▶ **WHAT IS BEING ASKED**: Search the listing below for the word "建設費用" and copy each line where it appears.

▶ **EXERCISE DATA**:

══════

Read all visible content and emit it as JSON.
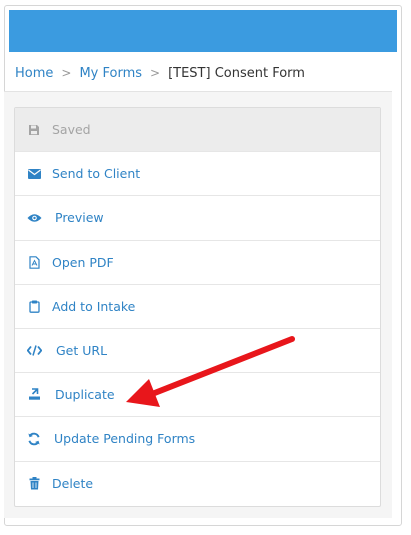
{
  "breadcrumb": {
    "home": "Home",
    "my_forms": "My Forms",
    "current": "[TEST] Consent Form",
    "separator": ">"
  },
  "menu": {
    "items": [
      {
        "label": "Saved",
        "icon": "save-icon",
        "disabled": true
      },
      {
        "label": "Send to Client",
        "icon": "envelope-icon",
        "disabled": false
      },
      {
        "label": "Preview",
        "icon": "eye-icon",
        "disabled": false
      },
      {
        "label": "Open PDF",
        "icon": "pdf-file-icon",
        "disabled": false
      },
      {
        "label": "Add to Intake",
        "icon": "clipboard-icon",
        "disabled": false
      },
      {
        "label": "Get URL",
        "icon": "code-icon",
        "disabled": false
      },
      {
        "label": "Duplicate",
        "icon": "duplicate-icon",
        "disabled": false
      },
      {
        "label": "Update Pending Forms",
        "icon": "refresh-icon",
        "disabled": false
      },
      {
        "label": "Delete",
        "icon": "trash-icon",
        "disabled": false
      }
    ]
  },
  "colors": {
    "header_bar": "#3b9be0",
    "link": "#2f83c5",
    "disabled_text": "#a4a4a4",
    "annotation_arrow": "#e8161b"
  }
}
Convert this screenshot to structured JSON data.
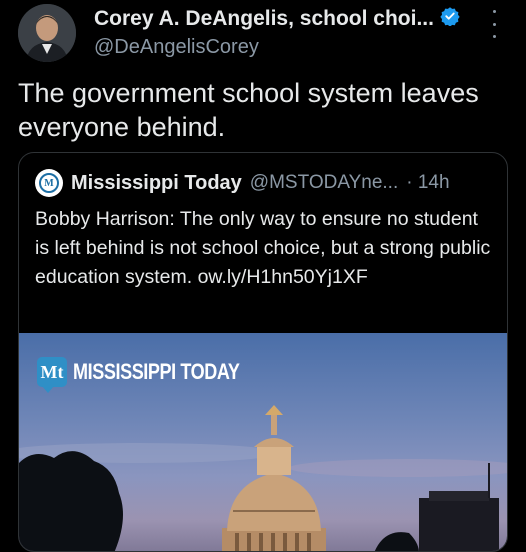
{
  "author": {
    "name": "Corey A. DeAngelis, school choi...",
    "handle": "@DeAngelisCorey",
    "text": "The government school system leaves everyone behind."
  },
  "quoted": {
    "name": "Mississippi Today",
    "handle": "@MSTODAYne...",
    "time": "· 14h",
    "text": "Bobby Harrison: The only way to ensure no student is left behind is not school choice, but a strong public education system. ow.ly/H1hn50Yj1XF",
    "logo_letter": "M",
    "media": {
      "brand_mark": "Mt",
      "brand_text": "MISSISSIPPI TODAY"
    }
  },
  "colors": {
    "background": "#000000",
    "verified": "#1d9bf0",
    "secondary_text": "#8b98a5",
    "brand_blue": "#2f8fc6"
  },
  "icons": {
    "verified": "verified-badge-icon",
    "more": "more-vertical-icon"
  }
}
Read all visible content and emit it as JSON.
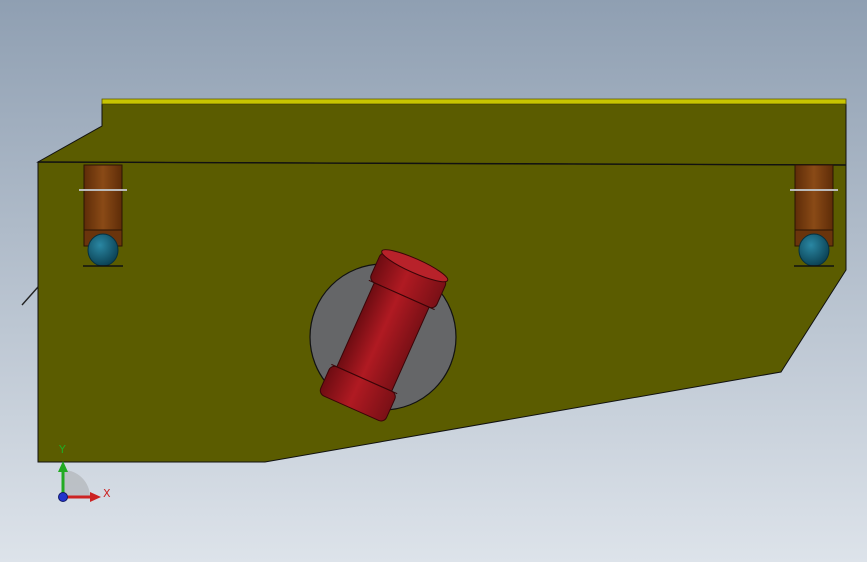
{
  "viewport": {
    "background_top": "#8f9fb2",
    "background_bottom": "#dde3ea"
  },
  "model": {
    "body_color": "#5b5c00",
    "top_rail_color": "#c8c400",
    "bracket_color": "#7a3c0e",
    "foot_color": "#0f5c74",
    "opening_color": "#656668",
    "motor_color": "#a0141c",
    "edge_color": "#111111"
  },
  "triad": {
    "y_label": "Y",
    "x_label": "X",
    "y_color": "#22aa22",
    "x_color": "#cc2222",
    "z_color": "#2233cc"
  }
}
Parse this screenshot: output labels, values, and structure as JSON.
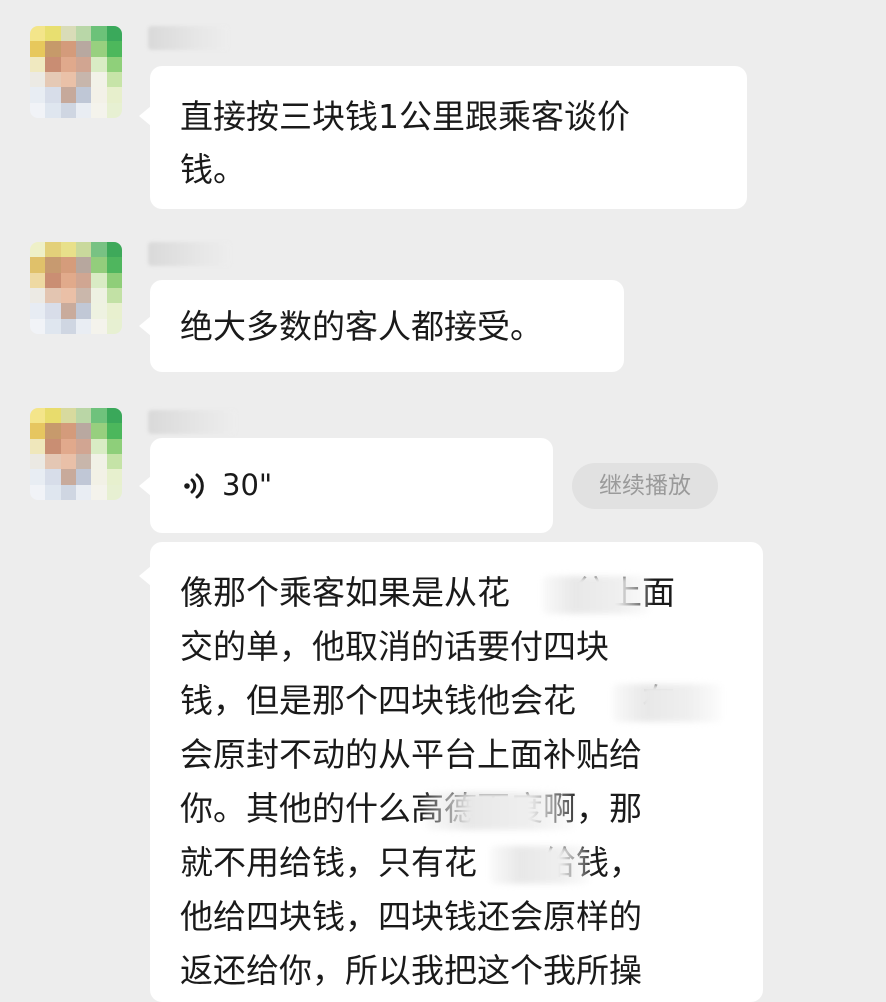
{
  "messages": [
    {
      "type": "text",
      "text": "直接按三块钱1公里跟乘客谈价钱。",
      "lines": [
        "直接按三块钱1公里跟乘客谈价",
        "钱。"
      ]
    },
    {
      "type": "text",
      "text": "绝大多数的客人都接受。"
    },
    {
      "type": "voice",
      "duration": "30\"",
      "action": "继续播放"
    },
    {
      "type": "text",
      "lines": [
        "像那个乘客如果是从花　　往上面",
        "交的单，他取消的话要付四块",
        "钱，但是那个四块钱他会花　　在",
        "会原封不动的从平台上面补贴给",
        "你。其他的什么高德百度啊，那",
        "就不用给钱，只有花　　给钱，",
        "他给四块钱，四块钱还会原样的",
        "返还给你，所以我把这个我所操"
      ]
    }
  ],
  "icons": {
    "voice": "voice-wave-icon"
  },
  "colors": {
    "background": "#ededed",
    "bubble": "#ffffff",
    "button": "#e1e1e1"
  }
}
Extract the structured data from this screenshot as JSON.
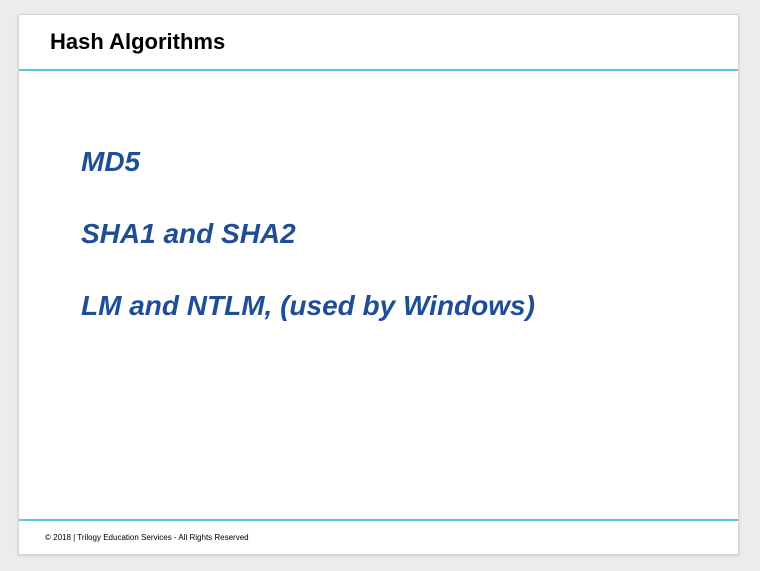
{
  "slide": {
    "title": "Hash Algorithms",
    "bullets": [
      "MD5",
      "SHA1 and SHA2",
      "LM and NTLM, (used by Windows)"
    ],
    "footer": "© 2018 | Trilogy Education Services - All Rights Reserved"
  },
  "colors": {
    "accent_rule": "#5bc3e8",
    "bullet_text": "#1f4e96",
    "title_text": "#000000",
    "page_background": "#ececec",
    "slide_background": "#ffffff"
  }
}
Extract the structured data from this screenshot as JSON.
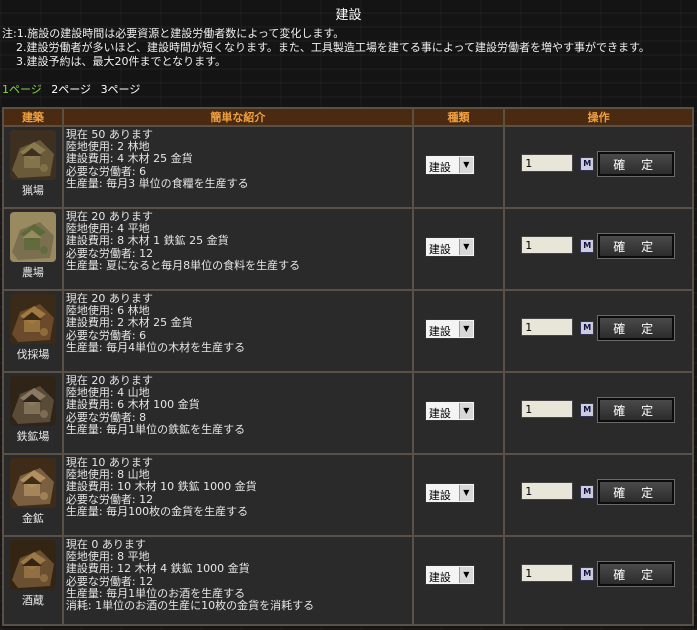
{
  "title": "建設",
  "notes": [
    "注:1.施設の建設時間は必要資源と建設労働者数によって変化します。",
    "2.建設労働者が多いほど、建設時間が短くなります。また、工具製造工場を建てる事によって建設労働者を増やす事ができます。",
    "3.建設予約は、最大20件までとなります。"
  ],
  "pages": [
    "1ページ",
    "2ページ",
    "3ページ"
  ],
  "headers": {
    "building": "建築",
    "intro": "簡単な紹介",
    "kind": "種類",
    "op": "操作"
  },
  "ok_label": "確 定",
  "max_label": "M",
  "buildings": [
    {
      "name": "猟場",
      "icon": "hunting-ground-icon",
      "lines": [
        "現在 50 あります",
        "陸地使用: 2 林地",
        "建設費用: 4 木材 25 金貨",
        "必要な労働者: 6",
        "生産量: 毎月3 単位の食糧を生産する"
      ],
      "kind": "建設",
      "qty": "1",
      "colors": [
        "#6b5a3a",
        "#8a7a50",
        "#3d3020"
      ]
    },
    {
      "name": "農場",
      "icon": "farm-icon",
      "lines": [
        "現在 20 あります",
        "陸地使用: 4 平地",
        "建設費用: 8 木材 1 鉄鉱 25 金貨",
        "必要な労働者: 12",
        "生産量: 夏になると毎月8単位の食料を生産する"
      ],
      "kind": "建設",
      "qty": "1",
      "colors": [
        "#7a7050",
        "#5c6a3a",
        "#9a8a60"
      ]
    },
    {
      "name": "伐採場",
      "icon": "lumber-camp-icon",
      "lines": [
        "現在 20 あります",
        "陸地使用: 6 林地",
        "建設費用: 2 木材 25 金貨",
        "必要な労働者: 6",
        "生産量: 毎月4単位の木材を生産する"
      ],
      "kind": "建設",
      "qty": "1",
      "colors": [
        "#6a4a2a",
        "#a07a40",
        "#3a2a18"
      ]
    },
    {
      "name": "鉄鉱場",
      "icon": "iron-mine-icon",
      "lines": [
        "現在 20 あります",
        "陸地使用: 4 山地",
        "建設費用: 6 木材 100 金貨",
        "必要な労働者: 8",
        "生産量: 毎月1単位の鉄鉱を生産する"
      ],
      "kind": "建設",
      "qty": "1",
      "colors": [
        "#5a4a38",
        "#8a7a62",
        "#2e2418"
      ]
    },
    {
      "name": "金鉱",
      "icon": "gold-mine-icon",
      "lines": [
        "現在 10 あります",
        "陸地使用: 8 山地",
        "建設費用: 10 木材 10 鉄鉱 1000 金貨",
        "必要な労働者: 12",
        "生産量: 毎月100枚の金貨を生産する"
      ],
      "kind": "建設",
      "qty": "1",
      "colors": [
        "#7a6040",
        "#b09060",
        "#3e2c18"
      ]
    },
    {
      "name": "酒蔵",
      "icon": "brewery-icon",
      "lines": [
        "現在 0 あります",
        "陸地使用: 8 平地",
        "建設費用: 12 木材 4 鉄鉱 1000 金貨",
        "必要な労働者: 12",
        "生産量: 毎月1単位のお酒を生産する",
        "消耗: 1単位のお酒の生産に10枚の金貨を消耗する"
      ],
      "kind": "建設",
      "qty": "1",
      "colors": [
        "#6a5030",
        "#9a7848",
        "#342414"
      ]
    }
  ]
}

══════

▶ **TASK RESULT**:
        "建設費用: 4 木材 25 金貨",
        "建設費用: 8 木材 1 鉄鉱 25 金貨",
        "建設費用: 2 木材 25 金貨",
        "建設費用: 6 木材 100 金貨",
        "建設費用: 10 木材 10 鉄鉱 1000 金貨",
        "建設費用: 12 木材 4 鉄鉱 1000 金貨",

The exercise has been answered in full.